Bernanke Turns Obfuscatory

by: Felix Salmon

When Ben Bernanke appeared on “60 Minutes” in March 2009, he was immediately embraced by middle America and overnight became considered the foremost explainer of economic concepts to the nation. This time around, Bernanke’s much more embattled. And his answers are much less clear, much more political, and much more contentious. This is not how impartial technocrats should speak:

One myth that’s out there is that what we’re doing is printing money. We’re not printing money. The amount of currency in circulation is not changing. The money supply is not changing in any significant way.

Yes, Ben, you are printing money. It’s how you pay for those Treasury bonds you’re buying. Greg Ip says so, and so does Scott Grannis, who helpfully provides this chart from the first round of QE:

Base weekly 97.jpg

Look at the y-axis, and you’ll see that $600 billion is a lot of money, even if it’s less than we saw in QE1. Clearly the monetary base is changing in a significant way.

Bernanke continued with this:

Pelley: Can you act quickly enough to prevent inflation from getting out of control?

Bernanke: We could raise interest rates in 15 minutes if we have to. So, there really is no problem with raising rates, tightening monetary policy, slowing the economy, reducing inflation, at the appropriate time. Now, that time is not now.

Pelley: You have what degree of confidence in your ability to control this?

Bernanke: One hundred percent.

Bernanke’s first response doesn’t actually answer Pelley’s question: Pelley didn’t ask how long it would take to raise interest rates, he asked how long it would take to get inflation under control. Obviously, it would take longer than 15 minutes. How much longer, Bernanke doesn’t say. (And, sadly, Pelley doesn’t push him.)

And Bernanke’s second response is a lie. Or if it isn’t, he should be fired immediately. No central bank governor can or should ever have 100% confidence in anything: only a psychopath who will never change his mind can say that. The Fed’s ability to control inflation is a dark and mysterious thing; it’s not some kind of iron-clad law of physics.

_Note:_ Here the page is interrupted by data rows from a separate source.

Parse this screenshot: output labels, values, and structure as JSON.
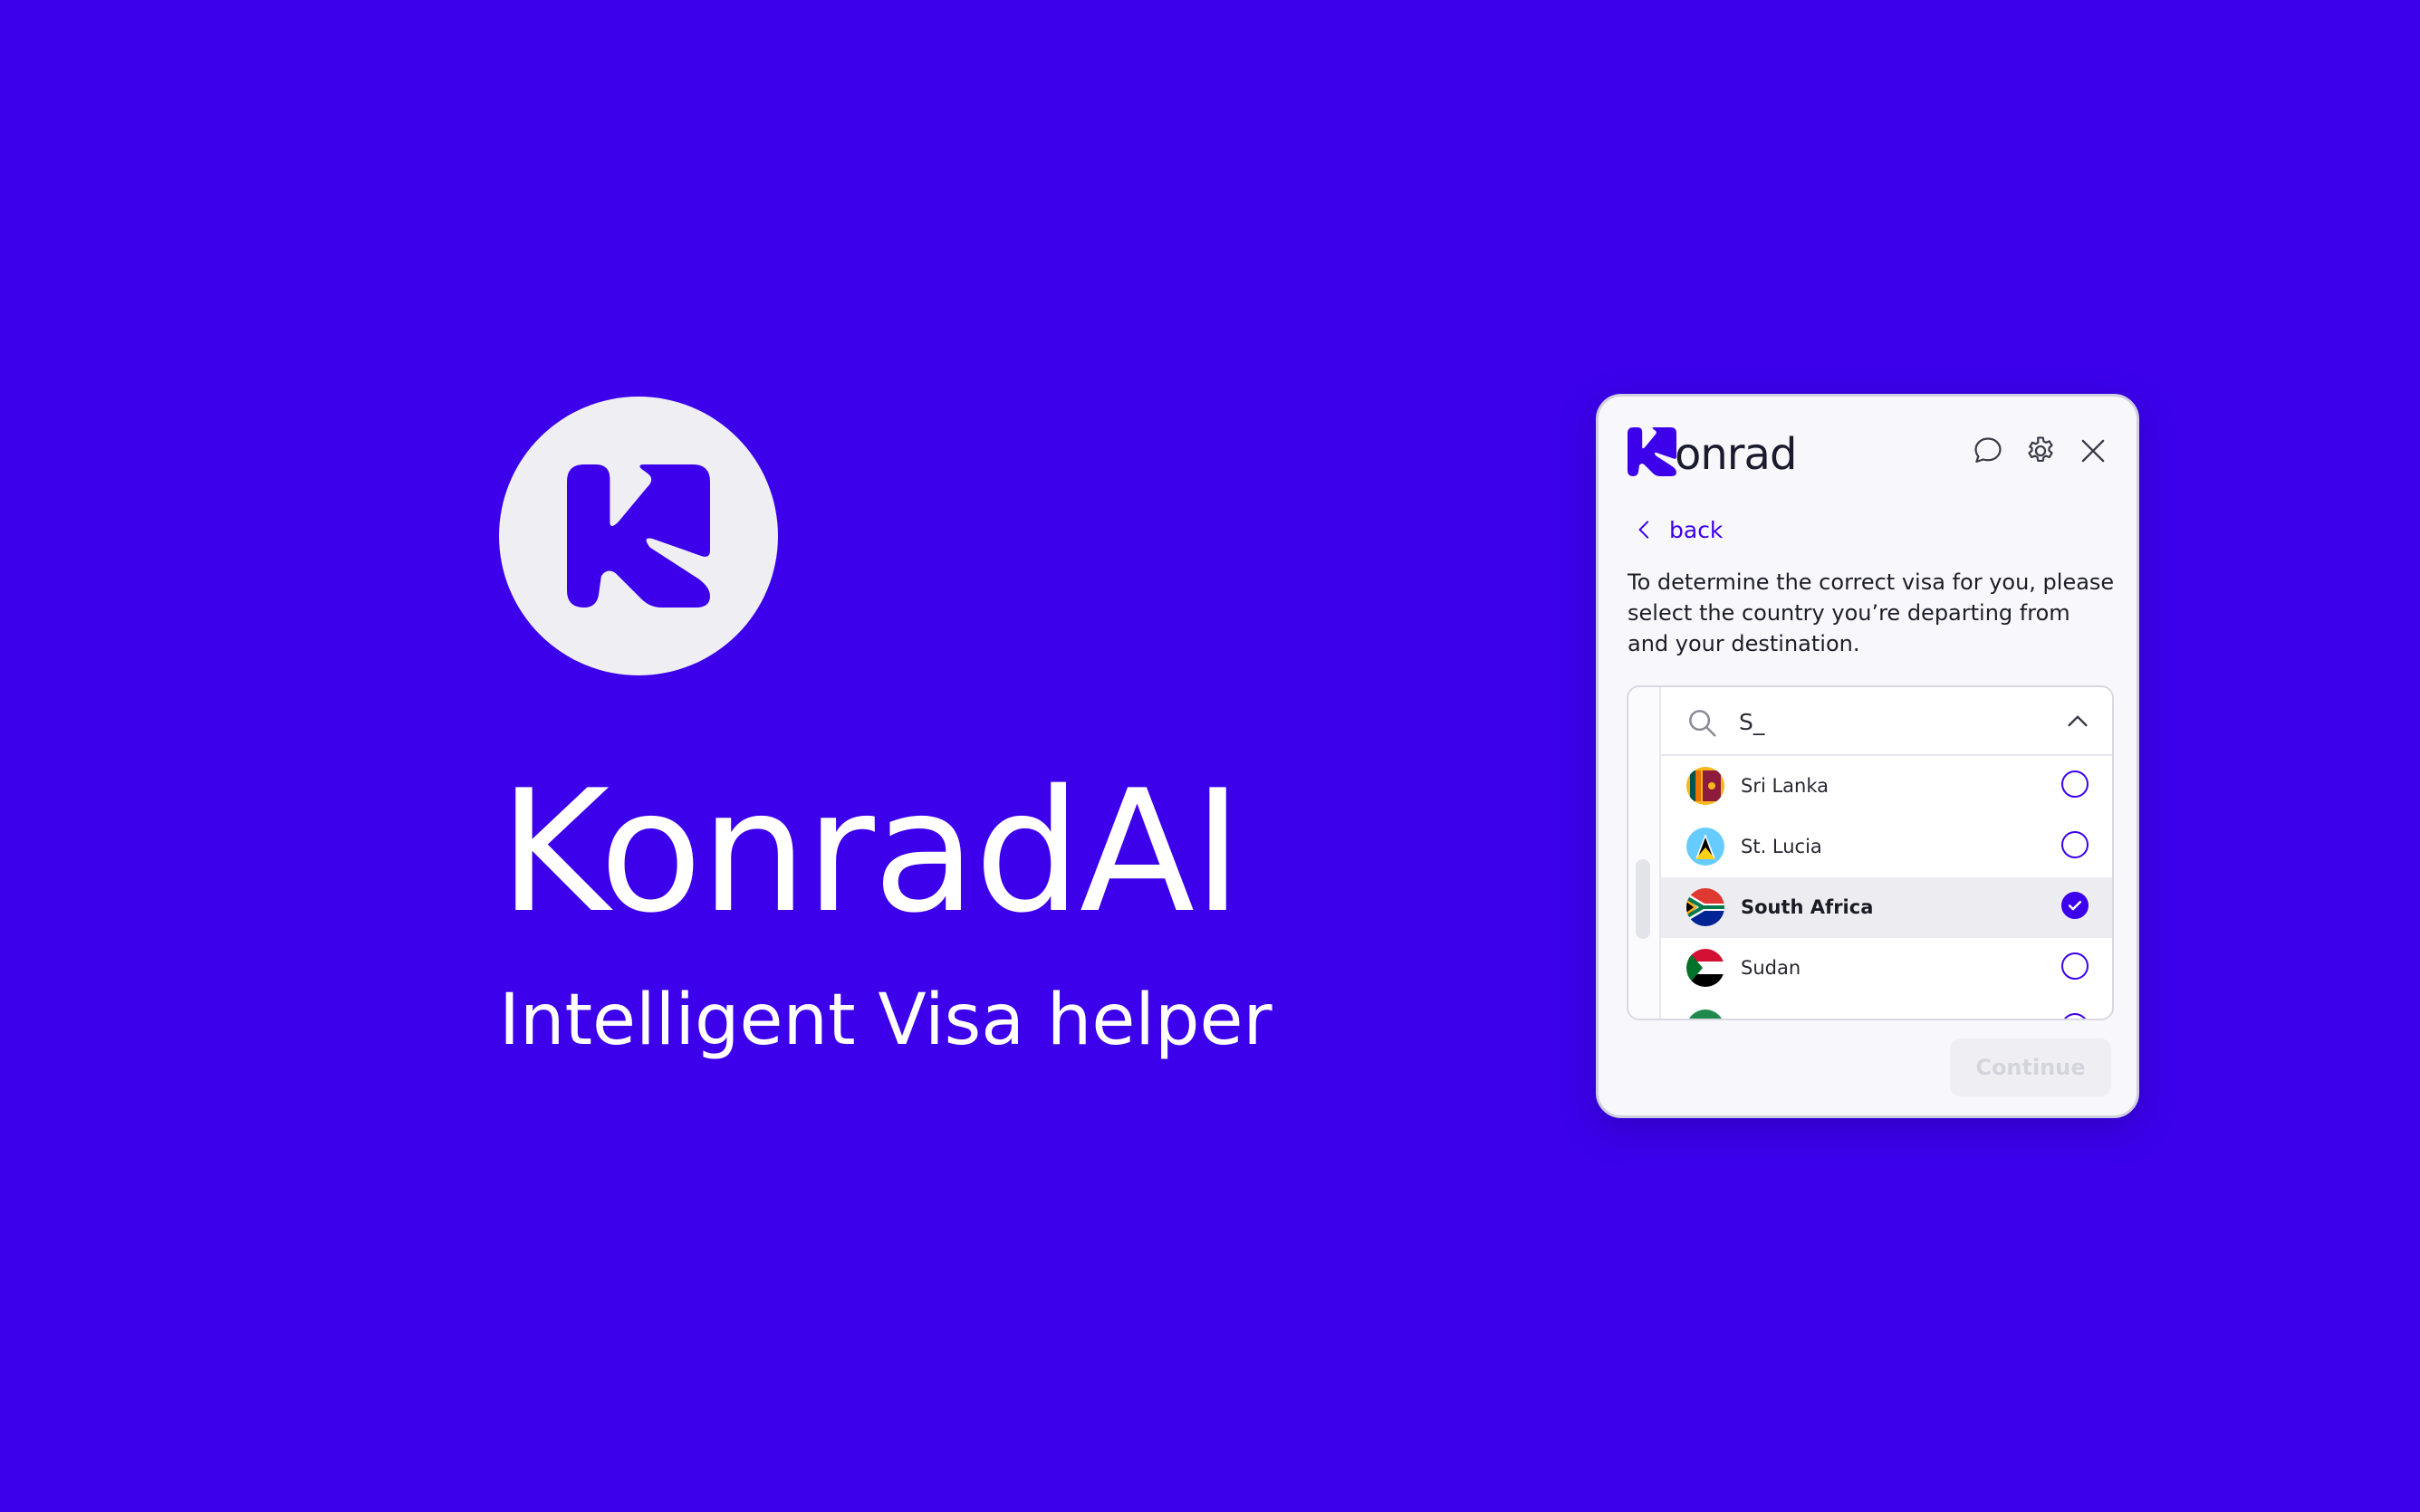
{
  "hero": {
    "title": "KonradAI",
    "subtitle": "Intelligent Visa helper",
    "logo_icon": "konrad-k-logo-icon"
  },
  "widget": {
    "brand_text": "onrad",
    "header_icons": [
      "chat-bubble-icon",
      "gear-icon",
      "close-icon"
    ],
    "back_label": "back",
    "intro": "To determine the correct visa for you, please select the country you’re departing from and your destination.",
    "search": {
      "value": "S_",
      "placeholder": ""
    },
    "options": [
      {
        "label": "Sri Lanka",
        "flag": "sri-lanka-flag-icon",
        "selected": false
      },
      {
        "label": "St. Lucia",
        "flag": "st-lucia-flag-icon",
        "selected": false
      },
      {
        "label": "South Africa",
        "flag": "south-africa-flag-icon",
        "selected": true
      },
      {
        "label": "Sudan",
        "flag": "sudan-flag-icon",
        "selected": false
      }
    ],
    "continue_label": "Continue"
  },
  "colors": {
    "background": "#3c00eb",
    "accent": "#3c00eb",
    "logo_circle": "#eeeef3",
    "widget_bg": "#f8f8fc"
  }
}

Bernanke knows that he has friends at “60 Minutes,” and indeed they let him run down his talking points, giving no pushback along the way. He wouldn’t get away with this kind of performance if he started giving Trichet-style press conferences. Which is one reason I suspect that’s not going to happen.